*** Opening AVAILABLE DATA ***
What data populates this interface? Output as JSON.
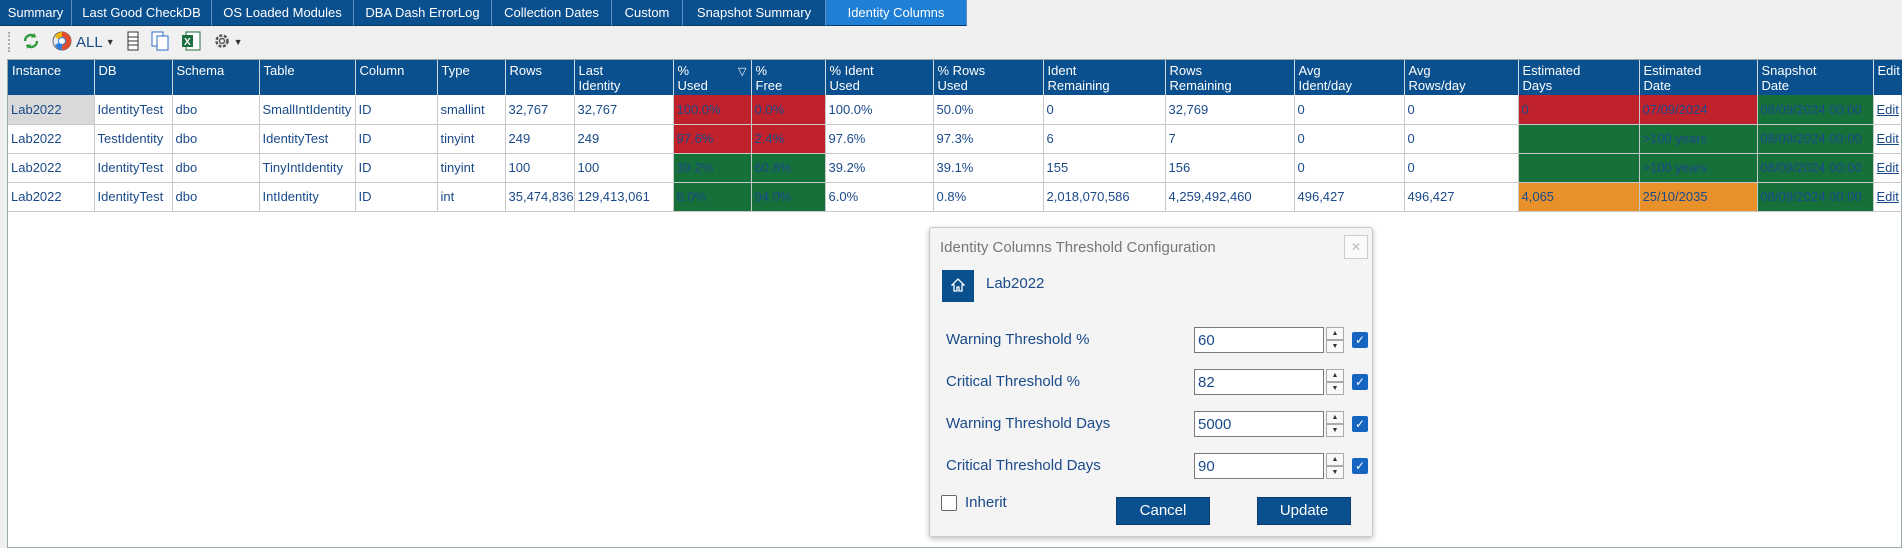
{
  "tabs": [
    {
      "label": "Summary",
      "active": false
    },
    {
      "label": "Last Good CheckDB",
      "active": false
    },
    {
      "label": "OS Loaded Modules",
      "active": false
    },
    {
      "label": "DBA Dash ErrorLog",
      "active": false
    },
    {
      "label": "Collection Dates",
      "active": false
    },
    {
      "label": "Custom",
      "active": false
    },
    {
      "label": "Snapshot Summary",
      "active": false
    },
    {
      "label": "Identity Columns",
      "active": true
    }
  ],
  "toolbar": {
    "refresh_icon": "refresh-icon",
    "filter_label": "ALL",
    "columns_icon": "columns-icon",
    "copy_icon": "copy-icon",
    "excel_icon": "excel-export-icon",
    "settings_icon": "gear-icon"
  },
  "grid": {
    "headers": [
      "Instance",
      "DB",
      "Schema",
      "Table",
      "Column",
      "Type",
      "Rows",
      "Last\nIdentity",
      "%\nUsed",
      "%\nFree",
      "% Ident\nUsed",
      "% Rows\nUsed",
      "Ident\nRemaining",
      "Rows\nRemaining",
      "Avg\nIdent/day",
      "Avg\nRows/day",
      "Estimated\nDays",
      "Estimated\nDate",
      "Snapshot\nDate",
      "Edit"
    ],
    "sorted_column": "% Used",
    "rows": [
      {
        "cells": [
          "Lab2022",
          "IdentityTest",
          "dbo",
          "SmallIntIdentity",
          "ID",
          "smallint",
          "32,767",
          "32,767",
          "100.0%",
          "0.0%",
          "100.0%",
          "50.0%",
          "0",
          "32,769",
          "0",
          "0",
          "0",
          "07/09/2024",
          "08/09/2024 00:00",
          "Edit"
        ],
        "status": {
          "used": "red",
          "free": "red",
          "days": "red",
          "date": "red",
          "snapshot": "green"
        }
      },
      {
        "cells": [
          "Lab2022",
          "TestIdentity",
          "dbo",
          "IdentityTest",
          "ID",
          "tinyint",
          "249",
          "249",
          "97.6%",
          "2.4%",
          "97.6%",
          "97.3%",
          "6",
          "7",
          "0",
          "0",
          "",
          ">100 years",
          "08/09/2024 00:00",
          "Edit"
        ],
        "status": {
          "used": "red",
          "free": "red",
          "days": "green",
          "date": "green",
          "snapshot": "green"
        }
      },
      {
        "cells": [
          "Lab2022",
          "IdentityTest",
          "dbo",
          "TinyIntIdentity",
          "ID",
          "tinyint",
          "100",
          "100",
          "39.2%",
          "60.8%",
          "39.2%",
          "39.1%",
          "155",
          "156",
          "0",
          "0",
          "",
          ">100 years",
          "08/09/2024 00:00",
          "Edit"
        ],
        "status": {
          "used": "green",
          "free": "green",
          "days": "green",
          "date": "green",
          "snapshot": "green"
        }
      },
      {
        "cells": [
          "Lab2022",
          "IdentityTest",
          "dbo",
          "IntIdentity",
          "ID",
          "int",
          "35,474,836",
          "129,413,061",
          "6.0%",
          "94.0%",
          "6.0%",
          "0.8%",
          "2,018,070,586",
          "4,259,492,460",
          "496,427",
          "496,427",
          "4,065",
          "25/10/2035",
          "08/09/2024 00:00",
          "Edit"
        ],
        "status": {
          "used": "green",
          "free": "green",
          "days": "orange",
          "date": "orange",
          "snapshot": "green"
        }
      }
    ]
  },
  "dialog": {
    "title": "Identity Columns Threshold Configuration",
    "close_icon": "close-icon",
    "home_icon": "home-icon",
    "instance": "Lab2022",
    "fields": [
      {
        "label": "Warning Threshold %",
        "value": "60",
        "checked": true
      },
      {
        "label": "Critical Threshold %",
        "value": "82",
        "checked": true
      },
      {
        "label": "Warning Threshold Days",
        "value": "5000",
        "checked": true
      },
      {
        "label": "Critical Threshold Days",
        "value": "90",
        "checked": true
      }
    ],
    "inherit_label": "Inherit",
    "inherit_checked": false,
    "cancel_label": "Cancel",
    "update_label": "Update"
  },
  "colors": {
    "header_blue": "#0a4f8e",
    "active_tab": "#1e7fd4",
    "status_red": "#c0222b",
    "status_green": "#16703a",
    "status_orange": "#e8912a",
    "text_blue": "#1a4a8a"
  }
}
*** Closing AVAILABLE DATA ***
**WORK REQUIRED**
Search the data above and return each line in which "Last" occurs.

**REPLY TO THE EXERCISE**
      "label": "Last Good CheckDB",
      "Last\nIdentity",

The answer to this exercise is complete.